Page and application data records
_ _ _ _ _ _ _

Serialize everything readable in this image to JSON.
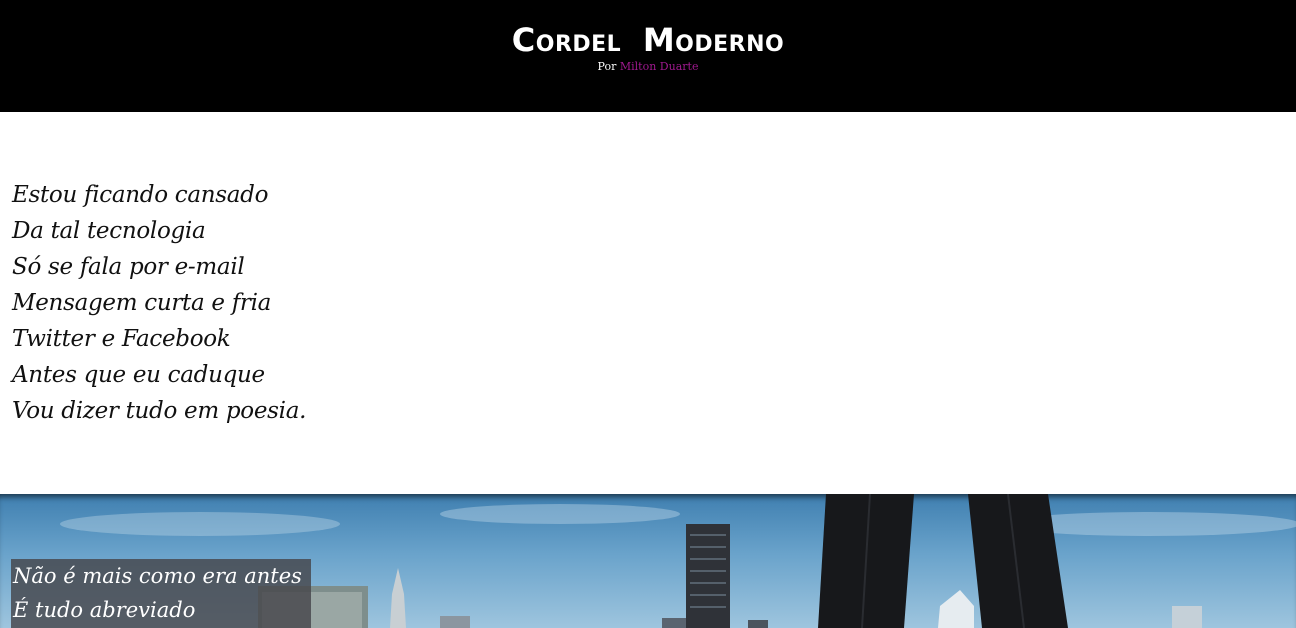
{
  "header": {
    "title": "Cordel Moderno",
    "by_prefix": "Por",
    "author": "Milton Duarte"
  },
  "poem": {
    "lines": [
      "Estou ficando cansado",
      "Da tal tecnologia",
      "Só se fala por e-mail",
      "Mensagem curta e fria",
      "Twitter e Facebook",
      "Antes que eu caduque",
      "Vou dizer tudo em poesia."
    ]
  },
  "photo_caption": {
    "lines": [
      "Não é mais como era antes",
      "É tudo abreviado"
    ]
  },
  "colors": {
    "header_bg": "#000000",
    "author_link": "#a0198f",
    "sky": "#6aa3cb"
  }
}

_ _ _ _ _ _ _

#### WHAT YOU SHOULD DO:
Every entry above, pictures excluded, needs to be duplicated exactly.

#### WRITTEN SOLUTION:
Serialize everything readable in this image to JSON.
{
  "header": {
    "title": "Cordel Moderno",
    "by_prefix": "Por",
    "author": "Milton Duarte"
  },
  "poem": {
    "lines": [
      "Estou ficando cansado",
      "Da tal tecnologia",
      "Só se fala por e-mail",
      "Mensagem curta e fria",
      "Twitter e Facebook",
      "Antes que eu caduque",
      "Vou dizer tudo em poesia."
    ]
  },
  "photo_caption": {
    "lines": [
      "Não é mais como era antes",
      "É tudo abreviado"
    ]
  },
  "colors": {
    "header_bg": "#000000",
    "author_link": "#a0198f",
    "sky": "#6aa3cb"
  }
}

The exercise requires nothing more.